After this week I got more and more interested in sounds and noises around us, and after some researches I found this compelling experiment reported on the National Geographic and this amazing project by composer Anne Guthrie on the soundscape of New York, put your headphones on! 



The Process: 


I captured the sounds I heard in my vicinity evey hour while I was awake, enjoying this regular pause where I would stop what I was doing, sit quietly, and immerse myself into my soundscape. This week of data-gathering was particularly enjoyable because I've never examined my relationship with London through its sound. 

One thing I realised is that some of the most regular sounds I hear come from the sky: the dull roar of airplanes overhead and birdsong. 

I have a strange relationship with London birdsong, as it was one of the sounds that reminded me I was in a new country when I first moved to London over a decade ago. Hearing unknown tunes being warbled by British birds, not American ones, left me feeling slightly unsettled and acted as a subtle reminder that I was a long way from home. 

As the years went on, birdsong would be connected to different experiences. The sound of solitary British birds singing as dawn breaks reminds me of how after staying out all night at a clubnight or a house party I would walk home down empty, purply-blue-shadowed streets of terraced houses with my husband or friends, with no one else awake to see the sun rise but us and the earliest birds. 

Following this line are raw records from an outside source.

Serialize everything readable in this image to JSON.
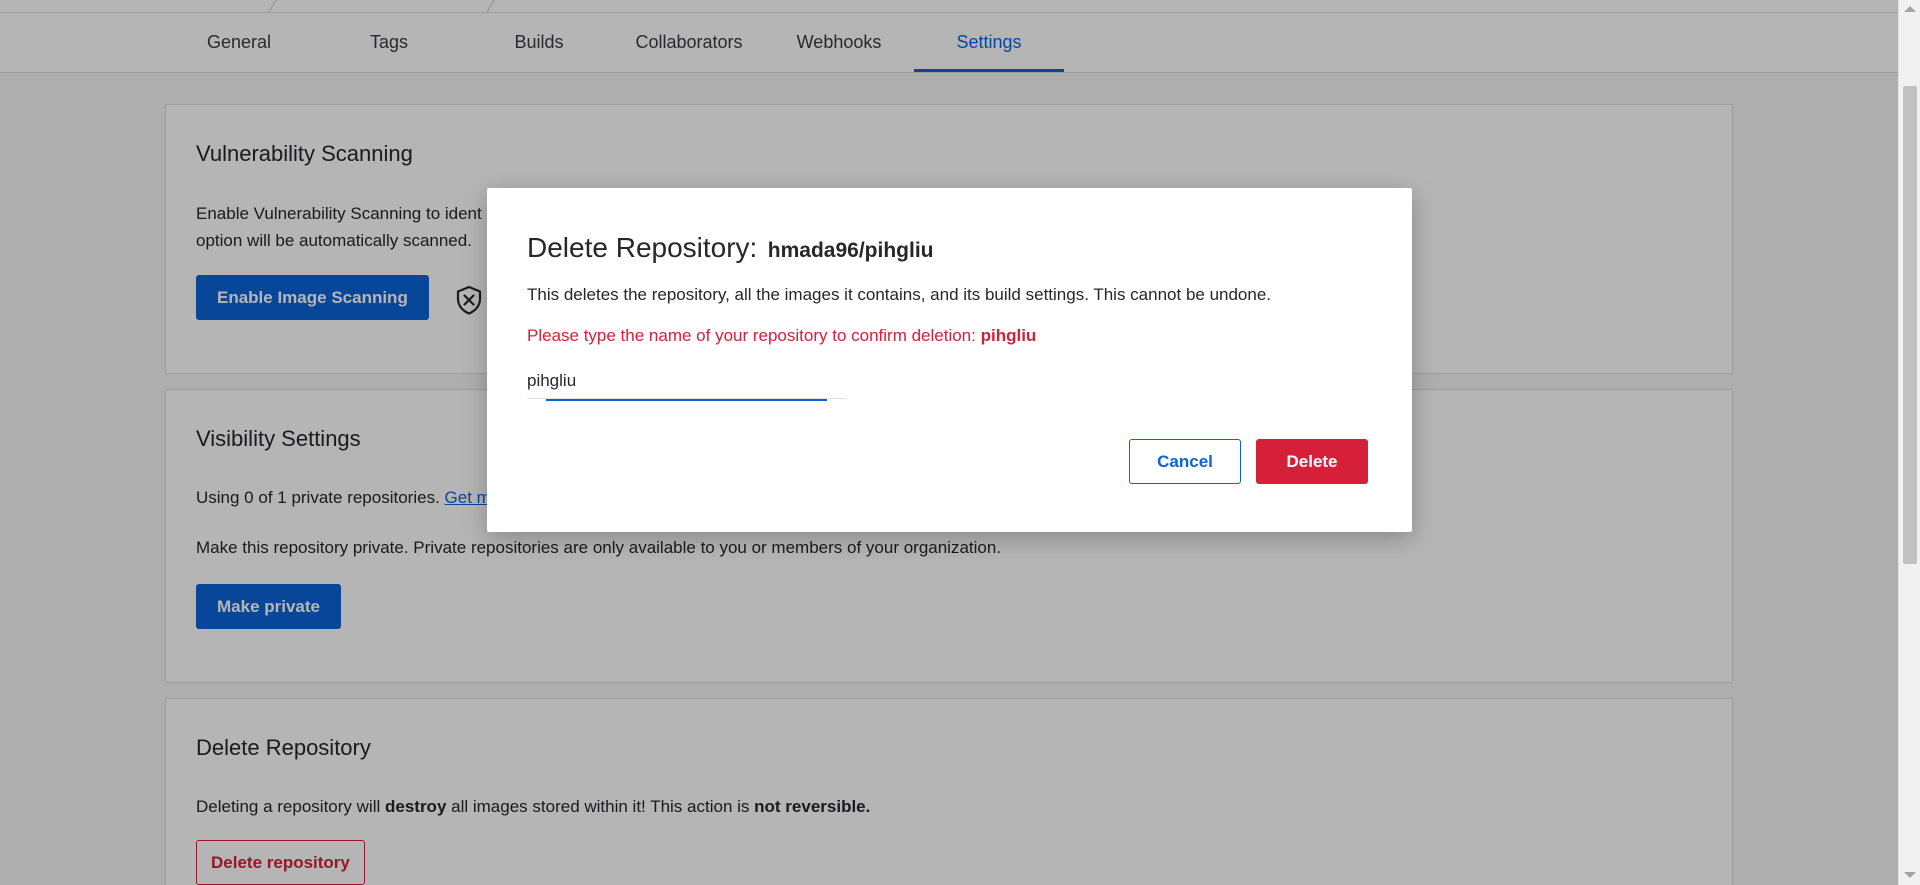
{
  "tabs": [
    {
      "label": "General"
    },
    {
      "label": "Tags"
    },
    {
      "label": "Builds"
    },
    {
      "label": "Collaborators"
    },
    {
      "label": "Webhooks"
    },
    {
      "label": "Settings",
      "active": true
    }
  ],
  "vulnerability": {
    "title": "Vulnerability Scanning",
    "text_line1": "Enable Vulnerability Scanning to ident",
    "text_line2": "option will be automatically scanned.",
    "button_label": "Enable Image Scanning",
    "status_icon": "shield-x-icon"
  },
  "visibility": {
    "title": "Visibility Settings",
    "usage_text": "Using 0 of 1 private repositories.",
    "usage_link": "Get m",
    "description": "Make this repository private. Private repositories are only available to you or members of your organization.",
    "button_label": "Make private"
  },
  "delete_section": {
    "title": "Delete Repository",
    "text_before": "Deleting a repository will",
    "text_bold1": "destroy",
    "text_middle": "all images stored within it! This action is",
    "text_bold2": "not reversible.",
    "button_label": "Delete repository"
  },
  "modal": {
    "title_label": "Delete Repository:",
    "repo_name": "hmada96/pihgliu",
    "description": "This deletes the repository, all the images it contains, and its build settings. This cannot be undone.",
    "confirm_prompt": "Please type the name of your repository to confirm deletion:",
    "confirm_name": "pihgliu",
    "input_value": "pihgliu",
    "cancel_label": "Cancel",
    "delete_label": "Delete"
  },
  "colors": {
    "primary": "#0b63d6",
    "danger": "#d6203a",
    "overlay": "rgba(0,0,0,0.29)"
  }
}
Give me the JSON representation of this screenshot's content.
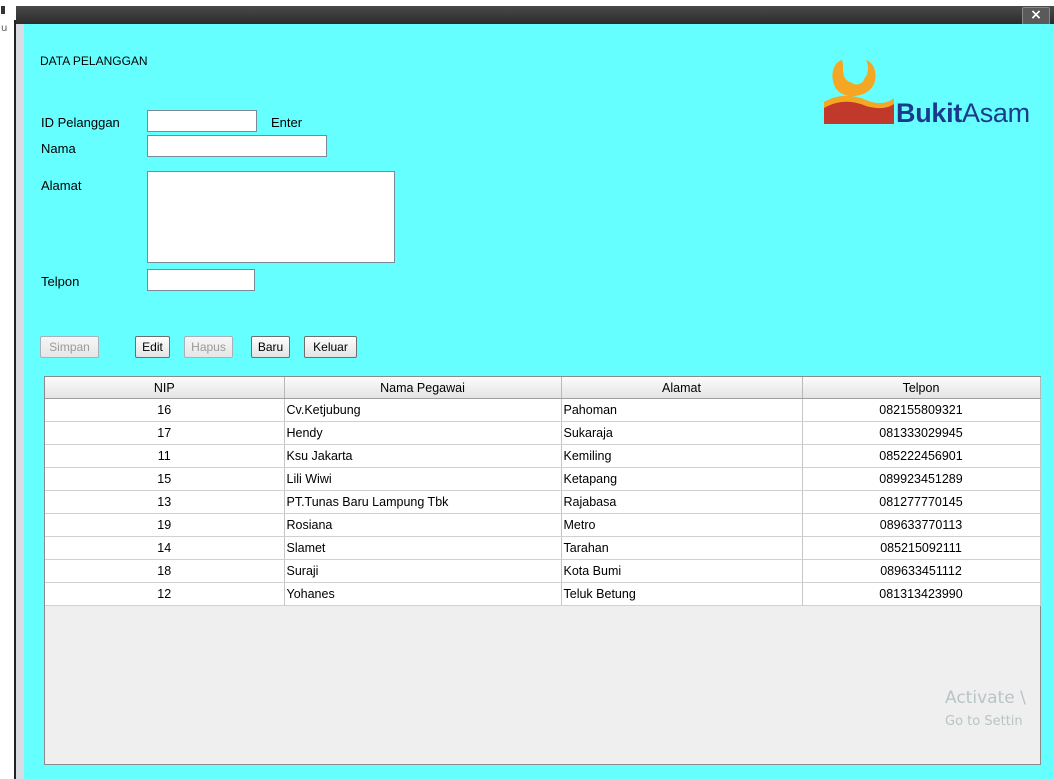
{
  "desktop": {
    "left_char": "u"
  },
  "window": {
    "close_glyph": "×"
  },
  "form": {
    "title": "DATA PELANGGAN",
    "id_label": "ID Pelanggan",
    "id_value": "",
    "enter_label": "Enter",
    "nama_label": "Nama",
    "nama_value": "",
    "alamat_label": "Alamat",
    "alamat_value": "",
    "telpon_label": "Telpon",
    "telpon_value": ""
  },
  "logo": {
    "brand_bold": "Bukit",
    "brand_light": "Asam",
    "colors": {
      "orange": "#f5a623",
      "red": "#c0392b",
      "blue": "#1b3a8c"
    }
  },
  "buttons": {
    "simpan": {
      "label": "Simpan",
      "enabled": false
    },
    "edit": {
      "label": "Edit",
      "enabled": true
    },
    "hapus": {
      "label": "Hapus",
      "enabled": false
    },
    "baru": {
      "label": "Baru",
      "enabled": true
    },
    "keluar": {
      "label": "Keluar",
      "enabled": true
    }
  },
  "table": {
    "headers": [
      "NIP",
      "Nama Pegawai",
      "Alamat",
      "Telpon"
    ],
    "rows": [
      [
        "16",
        "Cv.Ketjubung",
        "Pahoman",
        "082155809321"
      ],
      [
        "17",
        "Hendy",
        "Sukaraja",
        "081333029945"
      ],
      [
        "11",
        "Ksu Jakarta",
        "Kemiling",
        "085222456901"
      ],
      [
        "15",
        "Lili Wiwi",
        "Ketapang",
        "089923451289"
      ],
      [
        "13",
        "PT.Tunas Baru Lampung Tbk",
        "Rajabasa",
        "081277770145"
      ],
      [
        "19",
        "Rosiana",
        "Metro",
        "089633770113"
      ],
      [
        "14",
        "Slamet",
        "Tarahan",
        "085215092111"
      ],
      [
        "18",
        "Suraji",
        "Kota Bumi",
        "089633451112"
      ],
      [
        "12",
        "Yohanes",
        "Teluk Betung",
        "081313423990"
      ]
    ]
  },
  "watermark": {
    "line1": "Activate \\",
    "line2": "Go to Settin"
  },
  "colors": {
    "panel_bg": "#66ffff"
  }
}
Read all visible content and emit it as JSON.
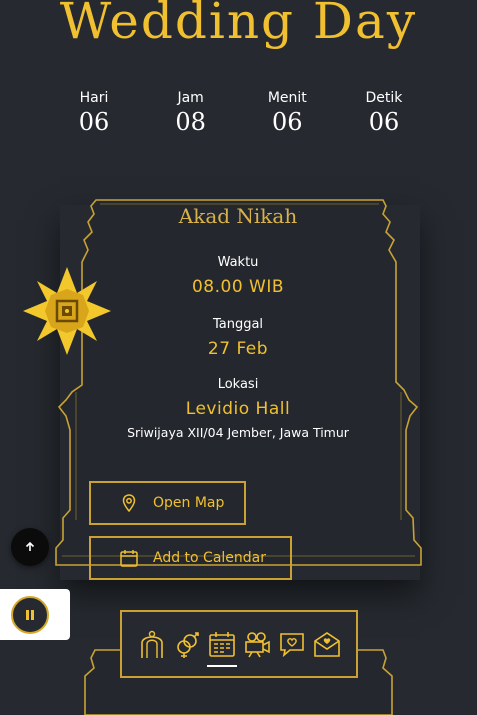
{
  "page": {
    "title": "Wedding Day"
  },
  "countdown": [
    {
      "label": "Hari",
      "value": "06"
    },
    {
      "label": "Jam",
      "value": "08"
    },
    {
      "label": "Menit",
      "value": "06"
    },
    {
      "label": "Detik",
      "value": "06"
    }
  ],
  "event": {
    "title": "Akad Nikah",
    "time_label": "Waktu",
    "time_value": "08.00 WIB",
    "date_label": "Tanggal",
    "date_value": "27 Feb",
    "location_label": "Lokasi",
    "location_name": "Levidio Hall",
    "location_address": "Sriwijaya XII/04 Jember, Jawa Timur"
  },
  "buttons": {
    "open_map": "Open Map",
    "add_calendar": "Add to Calendar"
  },
  "nav": [
    {
      "icon": "wedding-arch-icon",
      "active": false
    },
    {
      "icon": "gender-rings-icon",
      "active": false
    },
    {
      "icon": "calendar-icon",
      "active": true
    },
    {
      "icon": "video-camera-icon",
      "active": false
    },
    {
      "icon": "chat-hearts-icon",
      "active": false
    },
    {
      "icon": "love-letter-icon",
      "active": false
    }
  ],
  "colors": {
    "background": "#262a30",
    "gold": "#f0c030",
    "frame_gold": "#c9a233",
    "text": "#ffffff"
  },
  "icons": {
    "scroll_top": "arrow-up-icon",
    "music": "pause-icon",
    "ornament": "gold-flower-ornament-icon"
  }
}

And later, birdsong began to infuriate me, as I used to live in a second-floor flat next to a large tree, so the 'dawn chorus' sounded deafening and shrill.

This anger at something as seemingly-innocuous as birdsong has been a running joke between me and my friends since one time I described how birds' 'screaming' would wake me up in the morning. Surely 'screaming' is the only way to describe how it felt to be woken up by this aggressive chorus in high summer at 4 am? 

Now, I live in a little house at the back of a pedestrianised housing estate in London, and as you walk further from the street, the typical 'London' sounds begin to melt away. While I live relatively central, finding this relative silence feels like a luxury. 

Birdsong, airplanes, and the quiet whoosh and rattle of a commuter train passing on the tracks by my house are an unlikely combination of sounds that to me signify relaxation, solitude, and home. When I tracked these sounds this week, I felt comforted. 

It took this week of careful listening to make me realise that now I find birdsong quite soothing, at it reminds me of being at home and at rest. Maybe it's also a reminder of how time has passed, and how as I grow older even sounds begin to take on new meanings as the years go by. 

This week, I drew a card filled with little scribbles to allude to the textured sonic waveforms, and divided these sounds between organic sounds and mechanical sounds. 

Giorgia's card this week is again one of my favourites, as referencing musical notation makes perfect sense here. Also, the way she was able to separate the soundscape into different layers of intensity reminds me again that I will never be as good at creative and evocative data-gathering and categorisation as she is! Case in point: she gathered data on the 'digital sound of the rain', which has got to be the most poetic data category we've had this entire year... 






The Process: